Watching how you spend your money, budgeting, waiting for sales are all good things, but going cheap on everything is not a such a good idea. Always being frugal can be costly. And here's how.
Let's start with cheap shoes. They don't often last past one season where a good pair of classic shoes will take you through a few years and stay current looking. Not to mention bad shoes can contribute to foot problems. You don't have to break the bank but super cheap here is when frugality costs you money.
Switching to cars. Leasing will get you lower payments up front. That's appealing, but in the long run it's probably a bad deal. When the lease is up you turn it over and get nothing. Now let's say you get a new car every two or three years, or you're in sales and like a new car, then leasing might be an option.

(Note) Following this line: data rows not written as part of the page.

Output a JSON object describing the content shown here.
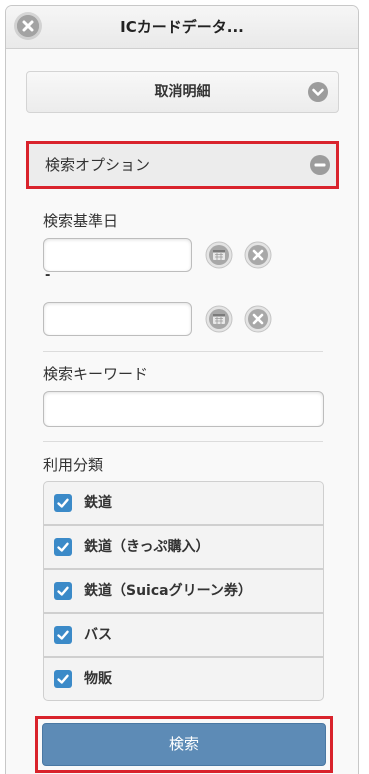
{
  "dialog": {
    "title": "ICカードデータ...",
    "close_icon": "close-icon"
  },
  "cancel_details": {
    "label": "取消明細",
    "icon": "chevron-down-icon"
  },
  "search_options": {
    "label": "検索オプション",
    "icon": "minus-icon"
  },
  "date_filter": {
    "label": "検索基準日",
    "separator": "-",
    "start_value": "",
    "end_value": "",
    "calendar_icon": "calendar-icon",
    "clear_icon": "clear-icon"
  },
  "keyword_filter": {
    "label": "検索キーワード",
    "value": ""
  },
  "category_filter": {
    "label": "利用分類",
    "items": [
      {
        "label": "鉄道",
        "checked": true
      },
      {
        "label": "鉄道（きっぷ購入）",
        "checked": true
      },
      {
        "label": "鉄道（Suicaグリーン券）",
        "checked": true
      },
      {
        "label": "バス",
        "checked": true
      },
      {
        "label": "物販",
        "checked": true
      }
    ]
  },
  "search_button": {
    "label": "検索"
  },
  "colors": {
    "accent_blue": "#5d8bb6",
    "checkbox_blue": "#3b8ac8",
    "highlight_red": "#d9232c"
  }
}
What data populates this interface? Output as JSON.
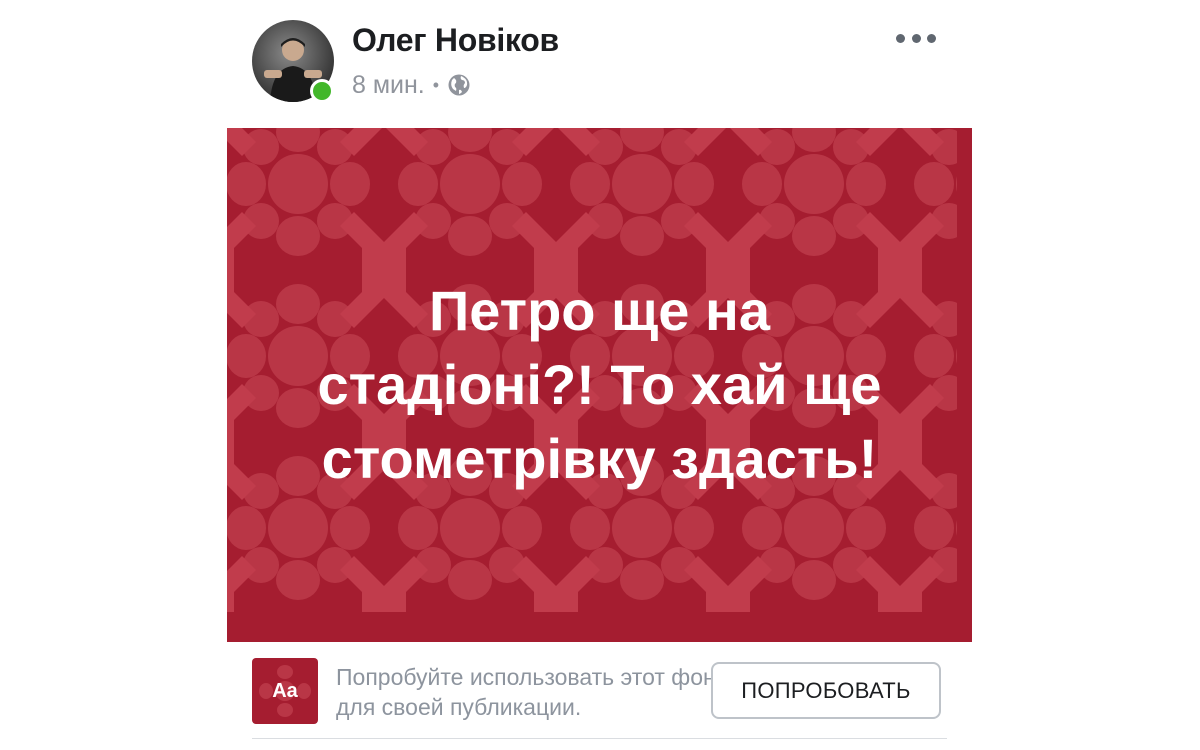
{
  "post": {
    "author": "Олег Новіков",
    "time": "8 мин.",
    "separator": "•",
    "privacy_icon": "globe-icon",
    "menu_icon": "more-horizontal-icon",
    "online": true
  },
  "background_post": {
    "text": "Петро ще на стадіоні?! То хай ще стометрівку здасть!",
    "colors": {
      "background": "#a51d30",
      "pattern": "#b93646",
      "text": "#ffffff"
    }
  },
  "try_background": {
    "thumbnail_label": "Aa",
    "prompt": "Попробуйте использовать этот фон для своей публикации.",
    "button_label": "ПОПРОБОВАТЬ"
  },
  "colors": {
    "online": "#42b72a",
    "meta_text": "#90949c"
  }
}
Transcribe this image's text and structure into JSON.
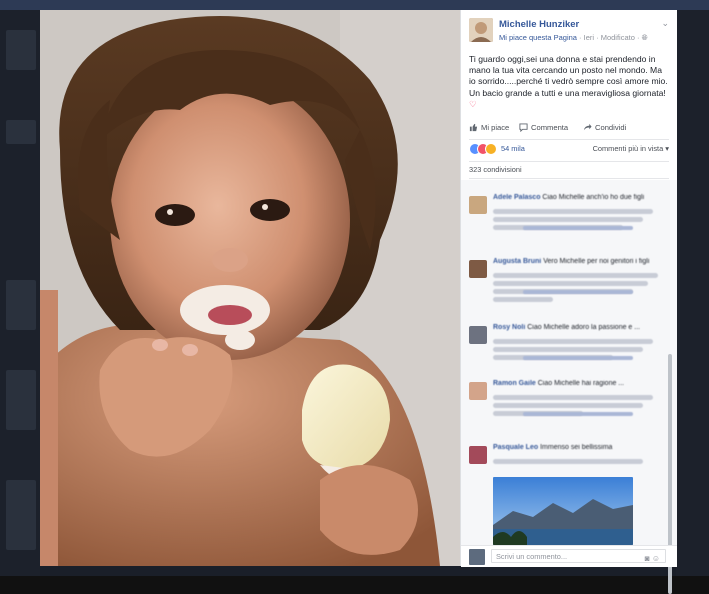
{
  "post": {
    "page_name": "Michelle Hunziker",
    "like_page": "Mi piace questa Pagina",
    "meta_rest": " · Ieri · Modificato · ",
    "globe_icon": "globe-icon",
    "text": "Ti guardo oggi,sei una donna e stai prendendo in mano la tua vita cercando un posto nel mondo. Ma io sorrido.....perché ti vedrò sempre così amore mio. Un bacio grande a tutti e una meravigliosa giornata!",
    "heart": "♡"
  },
  "actions": {
    "like": "Mi piace",
    "comment": "Commenta",
    "share": "Condividi"
  },
  "reactions": {
    "count": "54 mila",
    "view_label": "Commenti più in vista",
    "colors": [
      "#5890ff",
      "#f25268",
      "#f7b125"
    ]
  },
  "shares": {
    "label": "323 condivisioni"
  },
  "comments": [
    {
      "author": "Adele Palasco",
      "text": "Ciao Michelle anch'io ho due figli"
    },
    {
      "author": "Augusta Bruni",
      "text": "Vero Michelle per noi genitori i figli"
    },
    {
      "author": "Rosy Noli",
      "text": "Ciao Michelle adoro la passione e ..."
    },
    {
      "author": "Ramon Gaile",
      "text": "Ciao Michelle hai ragione ..."
    },
    {
      "author": "Pasquale Leo",
      "text": "Immenso sei bellissima"
    }
  ],
  "reply": {
    "placeholder": "Scrivi un commento..."
  },
  "icons": {
    "like": "thumbs-up-icon",
    "comment": "comment-bubble-icon",
    "share": "share-arrow-icon",
    "camera": "camera-icon",
    "emoji": "emoji-icon",
    "options": "chevron-down-icon"
  }
}
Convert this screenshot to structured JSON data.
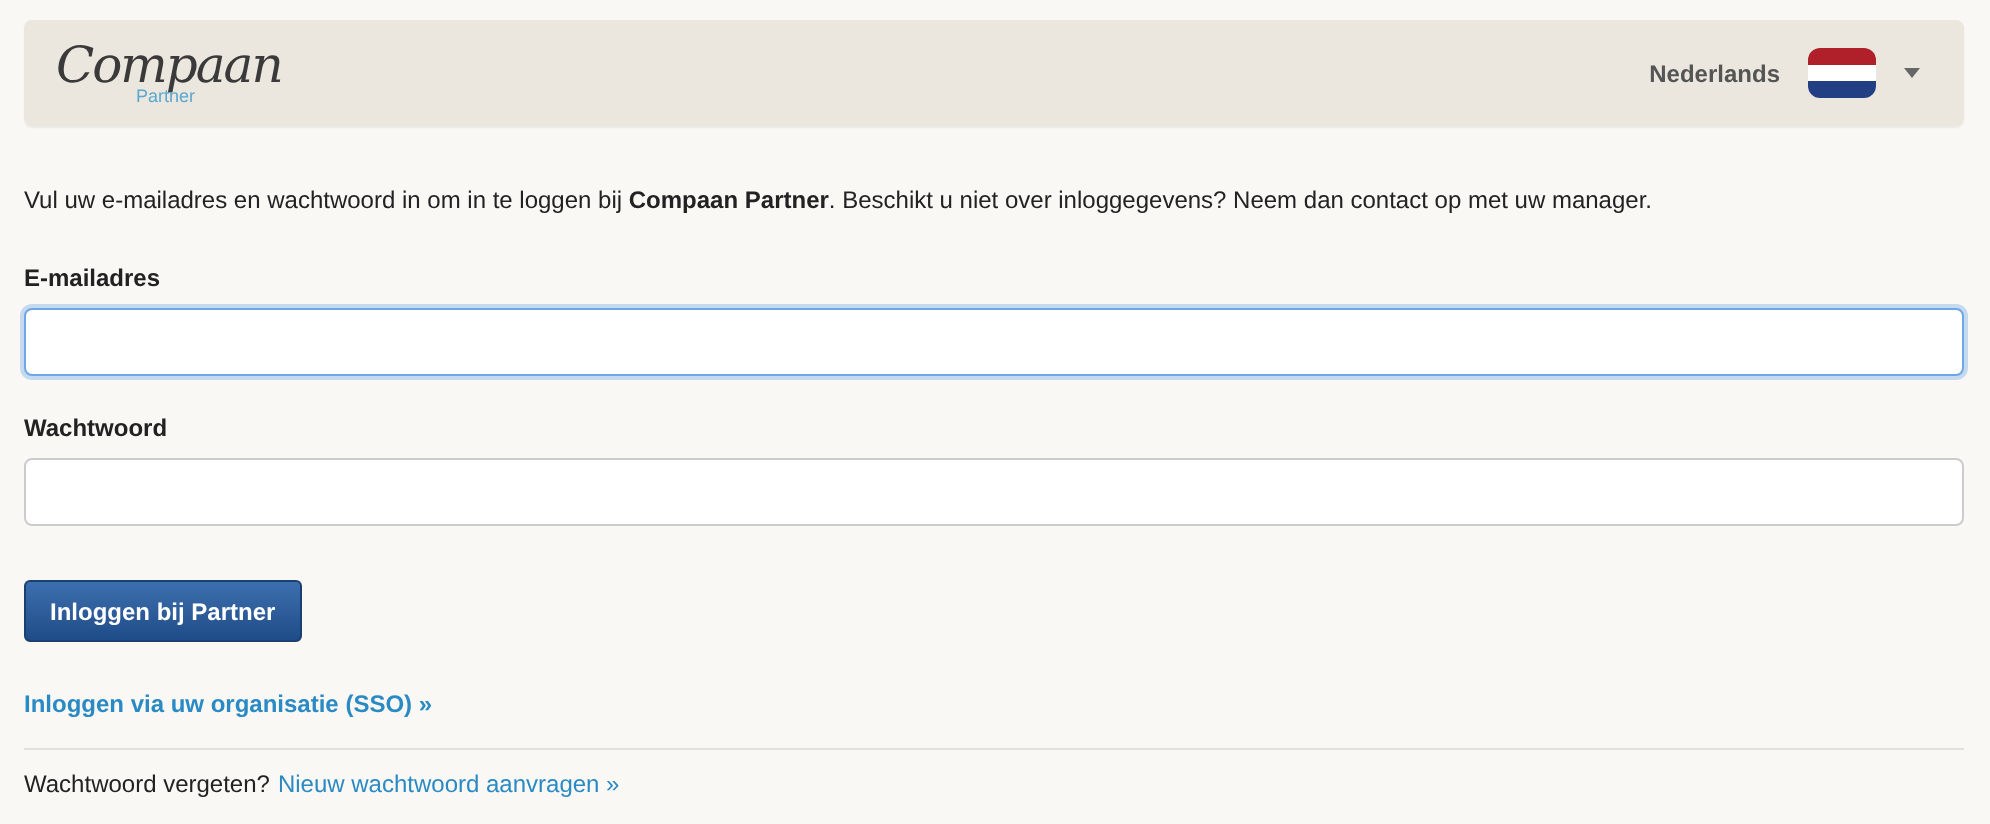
{
  "header": {
    "logo": {
      "name": "Compaan",
      "subtitle": "Partner"
    },
    "language": "Nederlands"
  },
  "intro": "Vul uw e-mailadres en wachtwoord in om in te loggen bij **Compaan Partner**. Beschikt u niet over inloggegevens? Neem dan contact op met uw manager.",
  "fields": [
    {
      "label": "E-mailadres",
      "focused": true
    },
    {
      "label": "Wachtwoord",
      "focused": false
    }
  ],
  "submit_button": "Inloggen bij Partner",
  "sso_link": "Inloggen via uw organisatie (SSO) »",
  "forgot": {
    "text": "Wachtwoord vergeten?",
    "link": "Nieuw wachtwoord aanvragen »"
  }
}
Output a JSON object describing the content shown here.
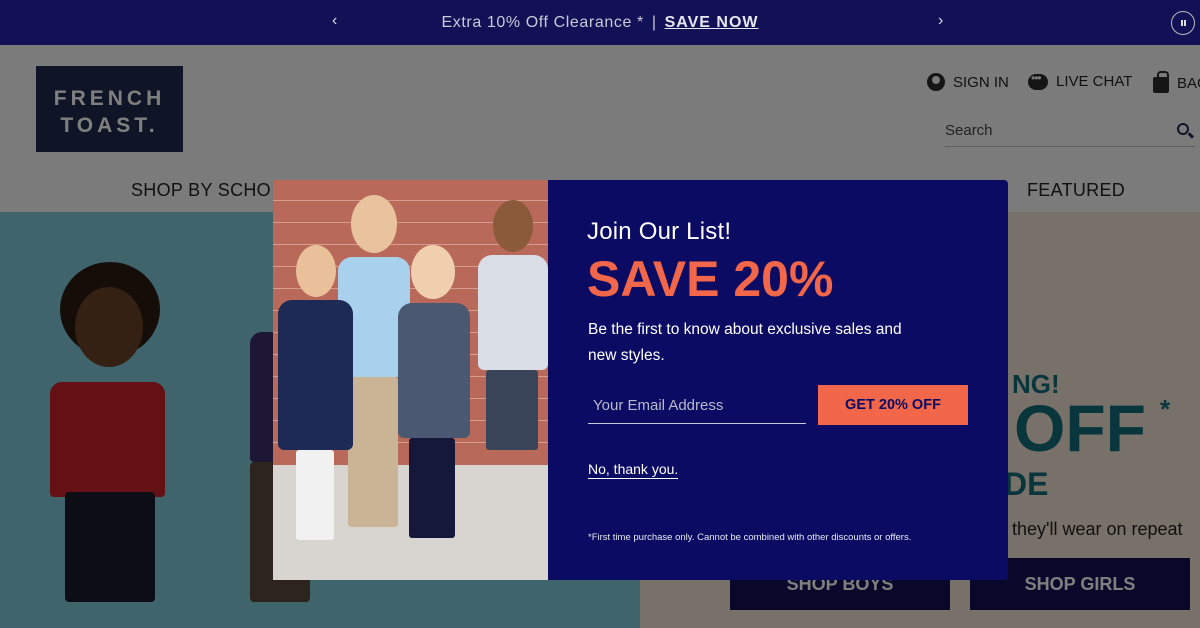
{
  "promo_bar": {
    "prev_arrow": "‹",
    "next_arrow": "›",
    "message": "Extra 10% Off Clearance *",
    "separator": "|",
    "cta": "SAVE NOW"
  },
  "header": {
    "logo_line1": "FRENCH",
    "logo_line2": "TOAST.",
    "sign_in": "SIGN IN",
    "live_chat": "LIVE CHAT",
    "bag": "BAG",
    "search_placeholder": "Search",
    "nav": {
      "shop_by_school": "SHOP BY SCHO",
      "featured": "FEATURED"
    }
  },
  "hero": {
    "headline_top": "NG!",
    "headline_main": "OFF",
    "headline_star": "*",
    "headline_bottom": "DE",
    "subtext": "s they'll wear on repeat",
    "shop_boys": "SHOP BOYS",
    "shop_girls": "SHOP GIRLS",
    "colors": {
      "left_bg": "#7ec8d8",
      "right_bg": "#f1e3d2",
      "accent": "#126b78",
      "button": "#131156"
    }
  },
  "modal": {
    "title": "Join Our List!",
    "headline": "SAVE 20%",
    "description": "Be the first to know about exclusive sales and new styles.",
    "email_placeholder": "Your Email Address",
    "submit_label": "GET 20% OFF",
    "decline_label": "No, thank you.",
    "fine_print": "*First time purchase only. Cannot be combined with other discounts or offers.",
    "colors": {
      "background": "#0b0b63",
      "accent": "#f2664a"
    }
  }
}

Lower health premium insurance seems more affordable. But think on it. How much will you pay out of pocket before you meet your deductible? Add it up. And if you're skipping going to the doctor because you can't meet the deduction, it might not be worth it.
Skipping retirement savings is a big no no. Being too cheap to save, say, $50 a paycheck in your early years will without a doubt cost you thousands of dollars in retirement. Don't be frugal here.
OK, I saved this one for last because there's a caveat. Baby products. You take a risk when buying a used carseat or crib that there's been a recall. If you still decide to go this route, ask the seller about the model number and check to see if there's been a problem with it.
Not every situation here is iron clad, so pause; do the math. Determine if you really are saving money in the end.